Find sub-array with the maximum sum


The problem is a follow-up to the problem MaximumSubArraySum, to provide a result that also contains the sub-array of interest, not just the sum.

This sort of problem may come up in real-life optimisation tasks.


This solution is available for purchase!

Upon purchase, you will be able to Register an account to access solutions on multiple devices.

We use Stripe for secure payment processing.

Alternatively, get unlimited solutions for $3.99 per month!

'Unlimited Scala Algorithms' gives you access to all solutions!

Test cases

assert(computeForArrayClearKadane(SampleArray).array.toList == BestSolution)
assert(computeForArrayClearKadane(SampleArray).sumSoFar == 6)

Scala Concepts

Pattern Matching

Pattern matching in Scala lets you quickly identify what you are looking for in a data, and also extract it.

assert("Hello World".collect {
  case character if Character.isUpperCase(character) => character.toLower
} == "hw")

assert("Hello World".filter(Character.isUpperCase).map(_.toLower) == "hw")

assert((1 to 10).collect {
  case num if num % 3 == 0 => "Fizz"
  case num if num % 5 == 0 => "Buzz"
}.toList == List("Fizz", "Buzz", "Fizz", "Fizz", "Buzz"))

Pattern matching is used by methods like Collect, but can also be easily integrated into normal functions.

Pattern matches are effectively "Partial Functions", of type PartialFunction[Input, Output] which is isomorphic to Input => Option[Output]. See Option Type.

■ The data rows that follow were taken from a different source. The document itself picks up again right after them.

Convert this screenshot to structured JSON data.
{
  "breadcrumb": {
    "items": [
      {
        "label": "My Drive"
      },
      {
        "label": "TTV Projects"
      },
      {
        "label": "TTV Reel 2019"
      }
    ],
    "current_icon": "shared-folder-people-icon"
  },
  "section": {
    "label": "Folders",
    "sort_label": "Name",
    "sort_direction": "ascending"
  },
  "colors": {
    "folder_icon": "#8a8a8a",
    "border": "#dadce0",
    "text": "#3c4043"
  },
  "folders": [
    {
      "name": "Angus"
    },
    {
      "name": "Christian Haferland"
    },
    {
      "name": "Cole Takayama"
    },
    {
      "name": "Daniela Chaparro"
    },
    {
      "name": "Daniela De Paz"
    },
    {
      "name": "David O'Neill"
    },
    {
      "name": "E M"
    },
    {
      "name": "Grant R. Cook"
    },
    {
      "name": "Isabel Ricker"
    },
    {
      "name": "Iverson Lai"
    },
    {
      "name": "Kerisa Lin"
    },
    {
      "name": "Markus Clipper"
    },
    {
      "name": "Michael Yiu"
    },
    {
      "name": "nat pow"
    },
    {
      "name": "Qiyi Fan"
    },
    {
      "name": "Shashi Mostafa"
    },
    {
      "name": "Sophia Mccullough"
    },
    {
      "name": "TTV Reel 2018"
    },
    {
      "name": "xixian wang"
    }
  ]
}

scanLeft and scanRight

Scala's `scan` functions enable you to do folds like foldLeft and foldRight, while collecting the intermediate results

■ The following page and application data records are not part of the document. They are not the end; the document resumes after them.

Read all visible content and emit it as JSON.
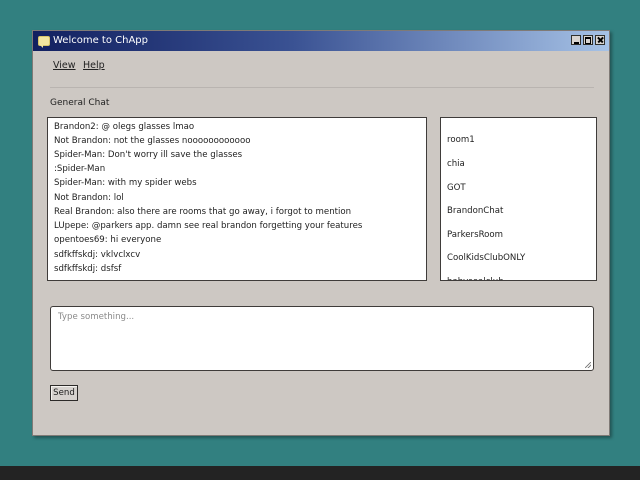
{
  "window": {
    "title": "Welcome to ChApp"
  },
  "menu": {
    "items": [
      {
        "label": "View"
      },
      {
        "label": "Help"
      }
    ]
  },
  "chat": {
    "label": "General Chat",
    "messages": [
      {
        "text": "Brandon2: @ olegs glasses lmao"
      },
      {
        "text": "Not Brandon: not the glasses noooooooooooo"
      },
      {
        "text": "Spider-Man: Don't worry ill save the glasses"
      },
      {
        "text": ":Spider-Man"
      },
      {
        "text": "Spider-Man: with my spider webs"
      },
      {
        "text": "Not Brandon: lol"
      },
      {
        "text": "Real Brandon: also there are rooms that go away, i forgot to mention"
      },
      {
        "text": "LUpepe: @parkers app. damn see real brandon forgetting your features"
      },
      {
        "text": "opentoes69: hi everyone"
      },
      {
        "text": "sdfkffskdj: vklvclxcv"
      },
      {
        "text": "sdfkffskdj: dsfsf"
      }
    ]
  },
  "rooms": [
    {
      "name": "room1"
    },
    {
      "name": "chia"
    },
    {
      "name": "GOT"
    },
    {
      "name": "BrandonChat"
    },
    {
      "name": "ParkersRoom"
    },
    {
      "name": "CoolKidsClubONLY"
    },
    {
      "name": "babysealclub"
    }
  ],
  "composer": {
    "placeholder": "Type something...",
    "value": ""
  },
  "send": {
    "label": "Send"
  }
}
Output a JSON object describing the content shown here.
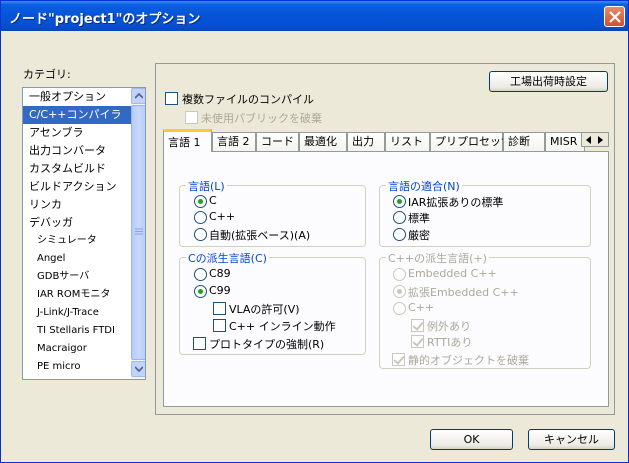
{
  "window": {
    "title": "ノード\"project1\"のオプション",
    "close_label": "close"
  },
  "category": {
    "label": "カテゴリ:",
    "items": [
      "一般オプション",
      "C/C++コンパイラ",
      "アセンブラ",
      "出力コンバータ",
      "カスタムビルド",
      "ビルドアクション",
      "リンカ",
      "デバッガ",
      "シミュレータ",
      "Angel",
      "GDBサーバ",
      "IAR ROMモニタ",
      "J-Link/J-Trace",
      "TI Stellaris FTDI",
      "Macraigor",
      "PE micro"
    ],
    "selected_index": 1
  },
  "panel": {
    "factory_button": "工場出荷時設定",
    "multi_file_compile": "複数ファイルのコンパイル",
    "discard_unused_public": "未使用パブリックを破棄",
    "tabs": [
      "言語 1",
      "言語 2",
      "コード",
      "最適化",
      "出力",
      "リスト",
      "プリプロセッサ",
      "診断",
      "MISR"
    ],
    "active_tab": 0
  },
  "tab1": {
    "language": {
      "title": "言語(L)",
      "options": [
        "C",
        "C++",
        "自動(拡張ベース)(A)"
      ],
      "selected": 0
    },
    "conformance": {
      "title": "言語の適合(N)",
      "options": [
        "IAR拡張ありの標準",
        "標準",
        "厳密"
      ],
      "selected": 0
    },
    "c_dialect": {
      "title": "Cの派生言語(C)",
      "options": [
        "C89",
        "C99"
      ],
      "selected": 1,
      "vla": "VLAの許可(V)",
      "cpp_inline": "C++ インライン動作",
      "require_prototypes": "プロトタイプの強制(R)"
    },
    "cpp_dialect": {
      "title": "C++の派生言語(+)",
      "options": [
        "Embedded C++",
        "拡張Embedded C++",
        "C++"
      ],
      "selected": 1,
      "exceptions": "例外あり",
      "rtti": "RTTIあり",
      "destroy_static": "静的オブジェクトを破棄"
    }
  },
  "buttons": {
    "ok": "OK",
    "cancel": "キャンセル"
  },
  "colors": {
    "titlebar": "#0653d6",
    "selection": "#316ac5",
    "group_title": "#0046d5",
    "tab_accent": "#ffc83c"
  }
}
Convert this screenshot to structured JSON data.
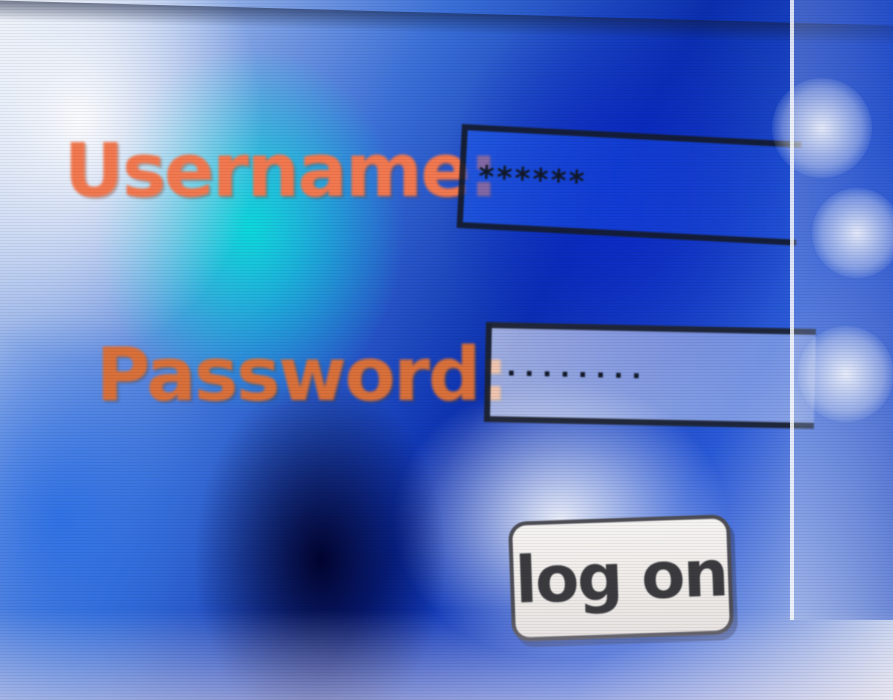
{
  "login_form": {
    "username_label": "Username:",
    "username_value": "******",
    "password_label": "Password:",
    "password_value": "········",
    "logon_button_label": "log on"
  }
}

This is incredibly useful when you need to collect a sequence of states, such as in MaximumSubArraySum.


assert(List(1, 2, 3, 4, 5).scanLeft(0)(_ + _) == List(0, 1, 3, 6, 10, 15))

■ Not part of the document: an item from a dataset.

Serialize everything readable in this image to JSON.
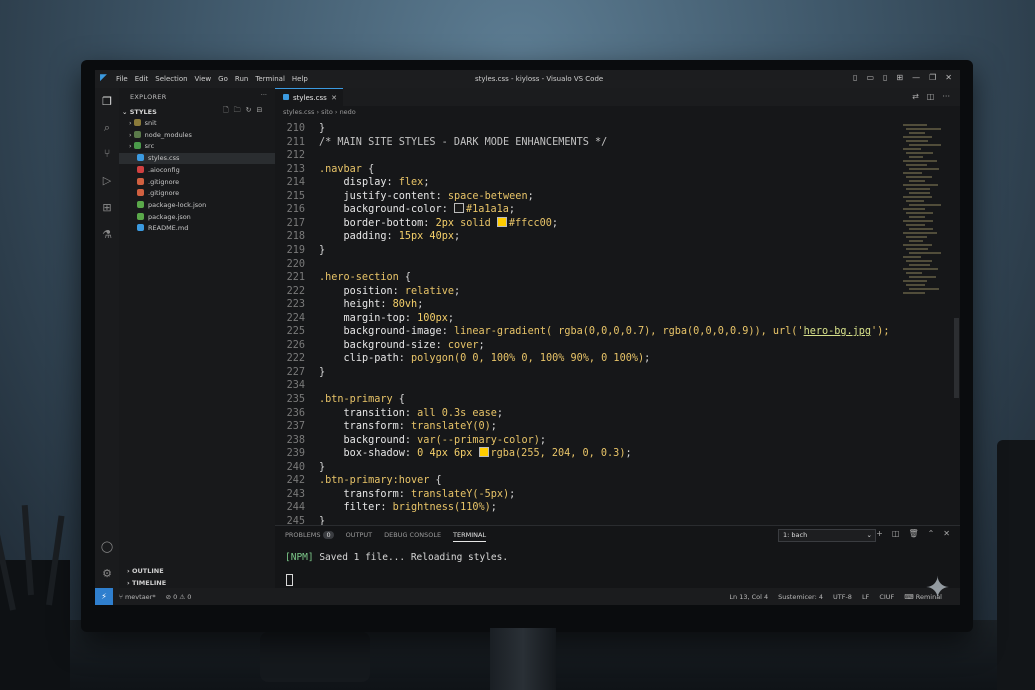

assert(List(1, 2, 3, 4, 5).scanRight(0)(_ + _) == List(15, 14, 12, 9, 5, 0))

  Iterator.from(1).scanLeft(0)(_ + _).take(5).toList == List(0, 1, 3, 6, 10)

The .view syntax creates a structure that mirrors another structure, until "forced" by an eager operation like .toList, .foreach, .forall, .count.

In the example below, we can see the view in action:

var counted = 0

val resultingList = List(1, 2, 3, 4).view
  .map { num =>
    counted = counted + 1
    num + 1

assert(resultingList == List(2, 3))

assert(counted == 2)

If we add a side-effect inside a map (don't do this normally!), We note that items 3 and 4 are never touched/evaluated, meaning we perform a "lazy" computation.

This is very similar to an Iterator, except views can be Indexed, and also reversed, which is a tremendously useful fact when dealing with arrays, for example when you want to zip two arrays together, such as in CheckArrayIsAPalindrome

On views, you can perform almost any typical collection operation, such as `maxBy`, `count`, `flatMap` and so forth.

And you can get views from almost any data type. Benefits other than lazy computation include potentially fusing of operations by the Java compiler, because instead of creating a new list for every stage, you evaluate new items one-by-one, meaning that if there are any optimisations to be made per one-item basis, you may get a performance boost.


Please read the MaximumSubArraySum problem explanation for the mathematics - for this problem here, we will focus on how to attach the source array and how to get it the most efficiently.

Here, we use a 'State Machine', which lets us group together various values.

Once we have iterated through the whole array, we have a 'view' of a set of best results ending at each position. Then we pick the best one overall with `maxBy`, and from that, we extract the resulting array.

Note we use a List to store the numbers temporarily, and we do so in a reverse order (latest item goes to the front). This is because of O(1) append to the list, which is efficient.

At retrieval point, we turn that list into an array and reverse it.